## Data extracted from a collection

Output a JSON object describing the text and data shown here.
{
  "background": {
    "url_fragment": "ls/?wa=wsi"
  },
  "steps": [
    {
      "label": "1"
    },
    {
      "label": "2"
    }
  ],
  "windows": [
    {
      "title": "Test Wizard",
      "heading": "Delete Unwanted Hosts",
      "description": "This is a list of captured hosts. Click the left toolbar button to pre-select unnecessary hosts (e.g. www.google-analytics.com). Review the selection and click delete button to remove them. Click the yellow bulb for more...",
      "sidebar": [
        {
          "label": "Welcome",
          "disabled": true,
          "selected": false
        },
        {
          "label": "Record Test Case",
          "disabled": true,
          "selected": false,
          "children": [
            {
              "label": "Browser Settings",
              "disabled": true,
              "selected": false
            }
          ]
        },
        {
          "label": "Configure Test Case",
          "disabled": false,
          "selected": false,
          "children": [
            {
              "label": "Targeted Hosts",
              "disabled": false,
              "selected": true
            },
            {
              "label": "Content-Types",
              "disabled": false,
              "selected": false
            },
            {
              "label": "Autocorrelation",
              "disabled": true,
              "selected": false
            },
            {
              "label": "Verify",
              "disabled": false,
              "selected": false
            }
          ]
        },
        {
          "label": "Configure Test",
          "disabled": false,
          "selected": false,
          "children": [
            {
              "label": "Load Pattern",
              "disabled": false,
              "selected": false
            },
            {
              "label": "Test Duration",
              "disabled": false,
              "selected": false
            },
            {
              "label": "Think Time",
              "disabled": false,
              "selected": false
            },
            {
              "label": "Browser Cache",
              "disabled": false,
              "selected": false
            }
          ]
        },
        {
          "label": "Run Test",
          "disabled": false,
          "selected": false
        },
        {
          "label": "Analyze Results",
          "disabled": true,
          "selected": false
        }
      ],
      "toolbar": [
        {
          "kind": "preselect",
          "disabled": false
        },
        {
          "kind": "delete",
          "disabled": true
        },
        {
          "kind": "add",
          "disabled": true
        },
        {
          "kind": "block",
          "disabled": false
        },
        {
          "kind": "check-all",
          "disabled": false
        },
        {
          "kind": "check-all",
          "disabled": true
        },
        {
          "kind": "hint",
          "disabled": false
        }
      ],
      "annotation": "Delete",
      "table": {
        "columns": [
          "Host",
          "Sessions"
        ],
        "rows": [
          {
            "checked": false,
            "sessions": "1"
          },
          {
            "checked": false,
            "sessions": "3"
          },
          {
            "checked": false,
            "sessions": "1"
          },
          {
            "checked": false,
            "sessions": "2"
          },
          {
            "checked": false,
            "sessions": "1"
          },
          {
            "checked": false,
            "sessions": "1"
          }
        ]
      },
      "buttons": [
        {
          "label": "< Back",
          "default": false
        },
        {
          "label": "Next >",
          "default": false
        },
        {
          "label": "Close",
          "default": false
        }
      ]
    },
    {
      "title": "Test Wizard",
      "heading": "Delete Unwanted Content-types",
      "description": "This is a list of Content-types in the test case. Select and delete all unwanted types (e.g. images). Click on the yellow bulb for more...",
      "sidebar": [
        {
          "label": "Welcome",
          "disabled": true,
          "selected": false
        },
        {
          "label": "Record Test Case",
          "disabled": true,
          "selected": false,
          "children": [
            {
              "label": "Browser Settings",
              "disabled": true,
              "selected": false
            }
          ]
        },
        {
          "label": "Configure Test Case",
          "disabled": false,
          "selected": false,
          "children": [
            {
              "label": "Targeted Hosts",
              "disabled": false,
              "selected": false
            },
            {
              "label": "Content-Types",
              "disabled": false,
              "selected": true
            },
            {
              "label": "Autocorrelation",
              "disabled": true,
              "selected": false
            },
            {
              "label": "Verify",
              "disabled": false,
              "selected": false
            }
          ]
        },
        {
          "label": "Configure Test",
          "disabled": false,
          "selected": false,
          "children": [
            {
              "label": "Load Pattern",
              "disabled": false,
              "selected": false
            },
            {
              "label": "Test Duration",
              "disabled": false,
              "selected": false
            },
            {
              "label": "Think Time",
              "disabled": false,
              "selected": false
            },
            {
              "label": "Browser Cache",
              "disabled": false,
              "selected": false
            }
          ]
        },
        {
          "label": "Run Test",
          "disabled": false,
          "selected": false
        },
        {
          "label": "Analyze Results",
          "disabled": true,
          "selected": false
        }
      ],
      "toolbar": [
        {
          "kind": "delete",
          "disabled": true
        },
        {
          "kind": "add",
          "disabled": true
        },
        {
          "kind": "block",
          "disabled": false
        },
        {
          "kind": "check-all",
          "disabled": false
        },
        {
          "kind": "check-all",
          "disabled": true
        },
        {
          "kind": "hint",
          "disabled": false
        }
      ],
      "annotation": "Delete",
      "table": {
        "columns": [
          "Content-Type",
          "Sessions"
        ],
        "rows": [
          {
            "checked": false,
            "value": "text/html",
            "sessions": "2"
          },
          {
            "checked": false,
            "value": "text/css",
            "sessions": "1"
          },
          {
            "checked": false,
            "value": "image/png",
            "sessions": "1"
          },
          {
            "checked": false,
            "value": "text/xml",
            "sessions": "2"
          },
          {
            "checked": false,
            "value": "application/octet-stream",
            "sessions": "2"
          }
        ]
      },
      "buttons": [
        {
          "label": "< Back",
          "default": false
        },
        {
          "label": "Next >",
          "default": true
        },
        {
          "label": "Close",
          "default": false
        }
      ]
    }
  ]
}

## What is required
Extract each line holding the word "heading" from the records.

## Worked solution
      "heading": "Delete Unwanted Hosts",
      "heading": "Delete Unwanted Content-types",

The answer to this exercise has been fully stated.